ABOUT THIS EXERCISE: Drop every image and restate the entries below word for word.

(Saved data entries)
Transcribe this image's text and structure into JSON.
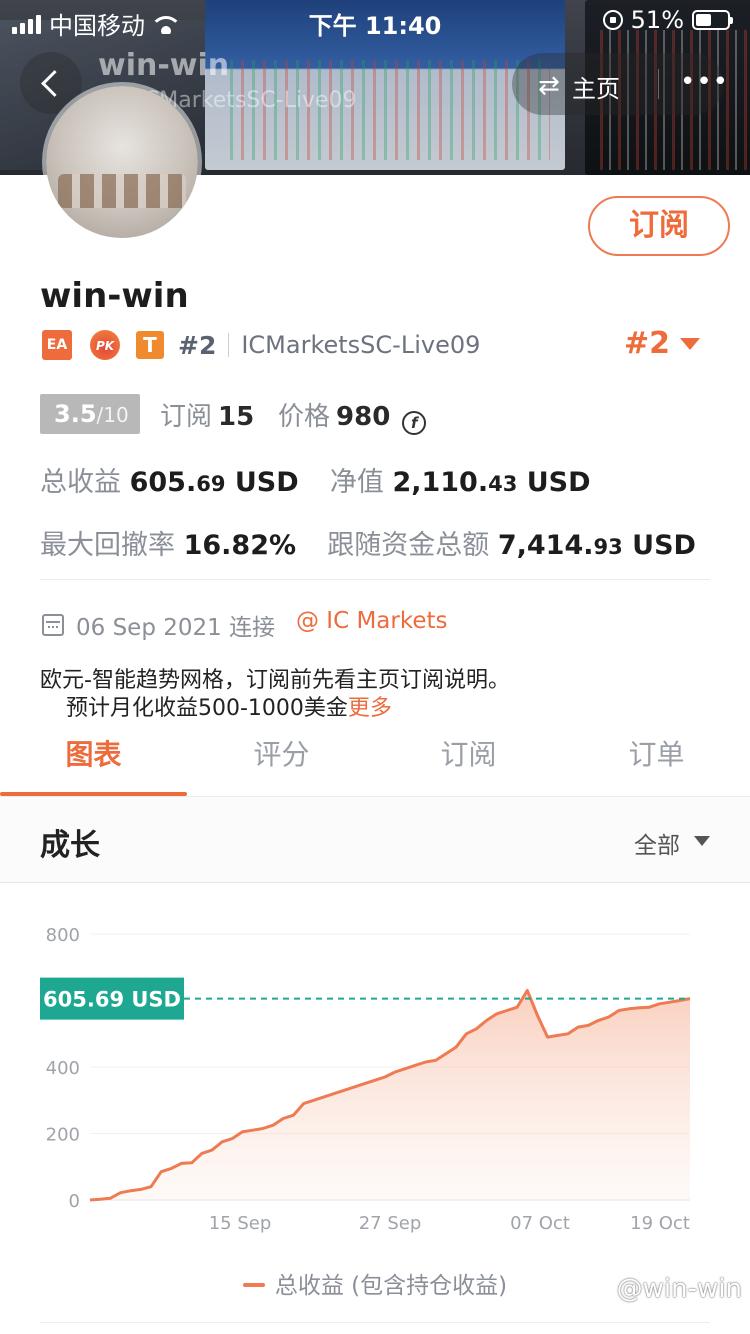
{
  "status_bar": {
    "carrier": "中国移动",
    "time": "下午 11:40",
    "battery": "51%"
  },
  "nav": {
    "title": "win-win",
    "subtitle": "#2 ICMarketsSC-Live09",
    "home_label": "主页",
    "more": "•••"
  },
  "profile": {
    "subscribe_label": "订阅",
    "name": "win-win",
    "badges": {
      "ea": "EA",
      "pk": "PK",
      "t": "T"
    },
    "rank_small": "#2",
    "server": "ICMarketsSC-Live09",
    "rank_big": "#2",
    "score_value": "3.5",
    "score_max": "/10",
    "subscribers_label": "订阅",
    "subscribers_value": "15",
    "price_label": "价格",
    "price_value": "980",
    "price_icon": "f"
  },
  "metrics": {
    "total_profit_label": "总收益",
    "total_profit_int": "605.",
    "total_profit_dec": "69",
    "total_profit_unit": "USD",
    "equity_label": "净值",
    "equity_int": "2,110.",
    "equity_dec": "43",
    "equity_unit": "USD",
    "drawdown_label": "最大回撤率",
    "drawdown_value": "16.82%",
    "follow_label": "跟随资金总额",
    "follow_int": "7,414.",
    "follow_dec": "93",
    "follow_unit": "USD"
  },
  "connect": {
    "date": "06 Sep 2021 连接",
    "broker": "@ IC Markets"
  },
  "description": {
    "line1": "欧元-智能趋势网格，订阅前先看主页订阅说明。",
    "line2": "预计月化收益500-1000美金",
    "more": "更多"
  },
  "tabs": [
    "图表",
    "评分",
    "订阅",
    "订单"
  ],
  "section": {
    "title": "成长",
    "range": "全部"
  },
  "chart_data": {
    "type": "area",
    "x_ticks": [
      "15 Sep",
      "27 Sep",
      "07 Oct",
      "19 Oct"
    ],
    "ylim": [
      0,
      800
    ],
    "y_ticks": [
      "0",
      "200",
      "400",
      "800"
    ],
    "current_label": "605.69 USD",
    "current_value": 605.69,
    "legend": "总收益 (包含持仓收益)",
    "series": [
      {
        "values": [
          0,
          2,
          5,
          22,
          28,
          32,
          40,
          85,
          95,
          110,
          112,
          140,
          150,
          175,
          185,
          205,
          210,
          215,
          225,
          245,
          255,
          290,
          300,
          310,
          320,
          330,
          340,
          350,
          360,
          370,
          385,
          395,
          405,
          415,
          420,
          440,
          460,
          500,
          515,
          540,
          560,
          570,
          580,
          630,
          555,
          490,
          495,
          500,
          520,
          525,
          540,
          550,
          570,
          575,
          578,
          580,
          590,
          595,
          600,
          605.69
        ]
      }
    ],
    "grid": true
  },
  "watermark": "@win-win",
  "colors": {
    "accent": "#ee6b3c",
    "teal": "#1fa891"
  }
}
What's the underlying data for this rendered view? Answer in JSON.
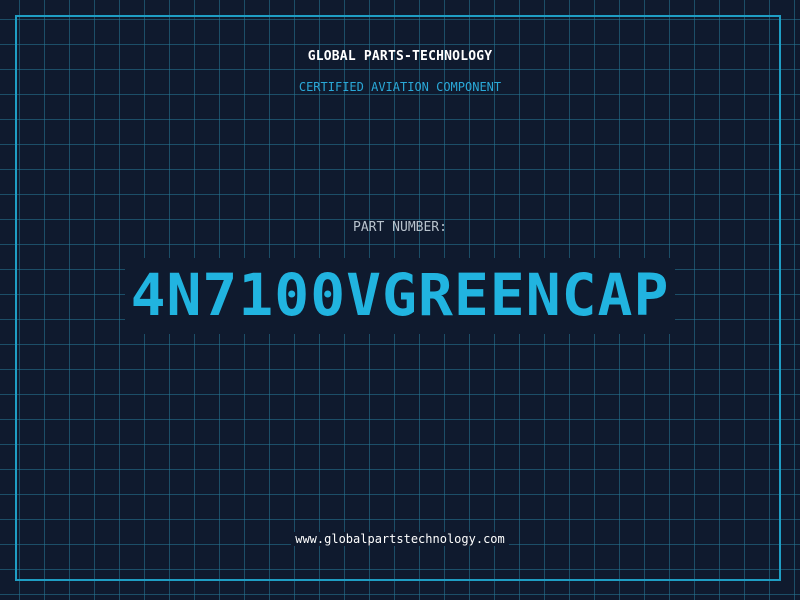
{
  "header": {
    "company": "GLOBAL PARTS-TECHNOLOGY",
    "tagline": "CERTIFIED AVIATION COMPONENT"
  },
  "part": {
    "label": "PART NUMBER:",
    "number": "4N7100VGREENCAP"
  },
  "footer": {
    "url": "www.globalpartstechnology.com"
  },
  "colors": {
    "background": "#0f1a2e",
    "grid": "#267896",
    "accent": "#21b4e0",
    "frame": "#1f9ec4"
  }
}
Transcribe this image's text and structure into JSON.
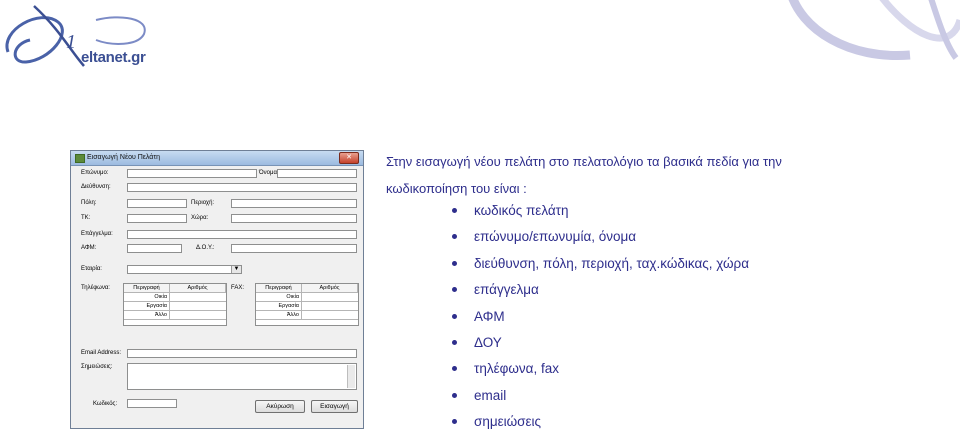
{
  "logo": {
    "text": "eltanet.gr"
  },
  "dialog": {
    "title": "Εισαγωγή Νέου Πελάτη",
    "close_glyph": "✕",
    "labels": {
      "surname": "Επώνυμο:",
      "name": "Όνομα:",
      "address": "Διεύθυνση:",
      "city": "Πόλη:",
      "area": "Περιοχή:",
      "tk": "ΤΚ:",
      "country": "Χώρα:",
      "profession": "Επάγγελμα:",
      "afm": "ΑΦΜ:",
      "doy": "Δ.Ο.Υ.:",
      "company": "Εταιρία:",
      "phones": "Τηλέφωνα:",
      "fax": "FAX:",
      "email": "Email Address:",
      "notes": "Σημειώσεις:",
      "code": "Κωδικός:"
    },
    "combo_arrow": "▼",
    "phones_grid": {
      "headers": [
        "Περιγραφή",
        "Αριθμός"
      ],
      "rows": [
        "Οικία",
        "Εργασία",
        "Άλλο"
      ]
    },
    "fax_grid": {
      "headers": [
        "Περιγραφή",
        "Αριθμός"
      ],
      "rows": [
        "Οικία",
        "Εργασία",
        "Άλλο"
      ]
    },
    "buttons": {
      "cancel": "Ακύρωση",
      "insert": "Εισαγωγή"
    }
  },
  "intro": "Στην εισαγωγή νέου πελάτη στο πελατολόγιο τα βασικά πεδία για την κωδικοποίηση του είναι :",
  "bullets": [
    "κωδικός πελάτη",
    "επώνυμο/επωνυμία, όνομα",
    "διεύθυνση, πόλη, περιοχή, ταχ.κώδικας, χώρα",
    "επάγγελμα",
    "ΑΦΜ",
    "ΔΟΥ",
    "τηλέφωνα, fax",
    "email",
    "σημειώσεις"
  ],
  "colors": {
    "text": "#2e2e8c",
    "logo": "#3b4f93",
    "deco": "#c9c9e4"
  }
}
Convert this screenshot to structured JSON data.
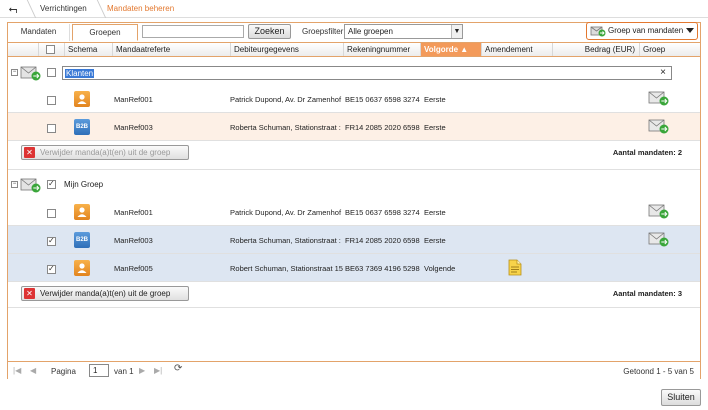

YOUR SOLUTION:
Transcribe this image's text and structure into JSON.
{
  "status_bar": {
    "carrier": "中国移动",
    "time": "下午 11:40",
    "battery": "51%"
  },
  "nav": {
    "title": "win-win",
    "subtitle": "#2 ICMarketsSC-Live09",
    "home_label": "主页",
    "more": "•••"
  },
  "profile": {
    "subscribe_label": "订阅",
    "name": "win-win",
    "badges": {
      "ea": "EA",
      "pk": "PK",
      "t": "T"
    },
    "rank_small": "#2",
    "server": "ICMarketsSC-Live09",
    "rank_big": "#2",
    "score_value": "3.5",
    "score_max": "/10",
    "subscribers_label": "订阅",
    "subscribers_value": "15",
    "price_label": "价格",
    "price_value": "980",
    "price_icon": "f"
  },
  "metrics": {
    "total_profit_label": "总收益",
    "total_profit_int": "605.",
    "total_profit_dec": "69",
    "total_profit_unit": "USD",
    "equity_label": "净值",
    "equity_int": "2,110.",
    "equity_dec": "43",
    "equity_unit": "USD",
    "drawdown_label": "最大回撤率",
    "drawdown_value": "16.82%",
    "follow_label": "跟随资金总额",
    "follow_int": "7,414.",
    "follow_dec": "93",
    "follow_unit": "USD"
  },
  "connect": {
    "date": "06 Sep 2021 连接",
    "broker": "@ IC Markets"
  },
  "description": {
    "line1": "欧元-智能趋势网格，订阅前先看主页订阅说明。",
    "line2": "预计月化收益500-1000美金",
    "more": "更多"
  },
  "tabs": [
    "图表",
    "评分",
    "订阅",
    "订单"
  ],
  "section": {
    "title": "成长",
    "range": "全部"
  },
  "chart_data": {
    "type": "area",
    "x_ticks": [
      "15 Sep",
      "27 Sep",
      "07 Oct",
      "19 Oct"
    ],
    "ylim": [
      0,
      800
    ],
    "y_ticks": [
      "0",
      "200",
      "400",
      "800"
    ],
    "current_label": "605.69 USD",
    "current_value": 605.69,
    "legend": "总收益 (包含持仓收益)",
    "series": [
      {
        "values": [
          0,
          2,
          5,
          22,
          28,
          32,
          40,
          85,
          95,
          110,
          112,
          140,
          150,
          175,
          185,
          205,
          210,
          215,
          225,
          245,
          255,
          290,
          300,
          310,
          320,
          330,
          340,
          350,
          360,
          370,
          385,
          395,
          405,
          415,
          420,
          440,
          460,
          500,
          515,
          540,
          560,
          570,
          580,
          630,
          555,
          490,
          495,
          500,
          520,
          525,
          540,
          550,
          570,
          575,
          578,
          580,
          590,
          595,
          600,
          605.69
        ]
      }
    ],
    "grid": true
  },
  "watermark": "@win-win",
  "colors": {
    "accent": "#ee6b3c",
    "teal": "#1fa891"
  }
}
What's the underlying data for this rendered view? Answer in JSON.
{
  "header": {
    "company": "GLOBAL PARTS-TECHNOLOGY",
    "tagline": "CERTIFIED AVIATION COMPONENT"
  },
  "part": {
    "label": "PART NUMBER:",
    "number": "4N7100VGREENCAP"
  },
  "footer": {
    "url": "www.globalpartstechnology.com"
  },
  "colors": {
    "background": "#0f1a2e",
    "grid": "#267896",
    "accent": "#21b4e0",
    "frame": "#1f9ec4"
  }
}
Transcribe this image's text and structure into JSON.
{
  "logo": {
    "text": "eltanet.gr"
  },
  "dialog": {
    "title": "Εισαγωγή Νέου Πελάτη",
    "close_glyph": "✕",
    "labels": {
      "surname": "Επώνυμο:",
      "name": "Όνομα:",
      "address": "Διεύθυνση:",
      "city": "Πόλη:",
      "area": "Περιοχή:",
      "tk": "ΤΚ:",
      "country": "Χώρα:",
      "profession": "Επάγγελμα:",
      "afm": "ΑΦΜ:",
      "doy": "Δ.Ο.Υ.:",
      "company": "Εταιρία:",
      "phones": "Τηλέφωνα:",
      "fax": "FAX:",
      "email": "Email Address:",
      "notes": "Σημειώσεις:",
      "code": "Κωδικός:"
    },
    "combo_arrow": "▼",
    "phones_grid": {
      "headers": [
        "Περιγραφή",
        "Αριθμός"
      ],
      "rows": [
        "Οικία",
        "Εργασία",
        "Άλλο"
      ]
    },
    "fax_grid": {
      "headers": [
        "Περιγραφή",
        "Αριθμός"
      ],
      "rows": [
        "Οικία",
        "Εργασία",
        "Άλλο"
      ]
    },
    "buttons": {
      "cancel": "Ακύρωση",
      "insert": "Εισαγωγή"
    }
  },
  "intro": "Στην εισαγωγή νέου πελάτη στο πελατολόγιο τα βασικά πεδία για την κωδικοποίηση του είναι :",
  "bullets": [
    "κωδικός πελάτη",
    "επώνυμο/επωνυμία, όνομα",
    "διεύθυνση, πόλη, περιοχή, ταχ.κώδικας, χώρα",
    "επάγγελμα",
    "ΑΦΜ",
    "ΔΟΥ",
    "τηλέφωνα, fax",
    "email",
    "σημειώσεις"
  ],
  "colors": {
    "text": "#2e2e8c",
    "logo": "#3b4f93",
    "deco": "#c9c9e4"
  }
}
Convert this screenshot to structured JSON data.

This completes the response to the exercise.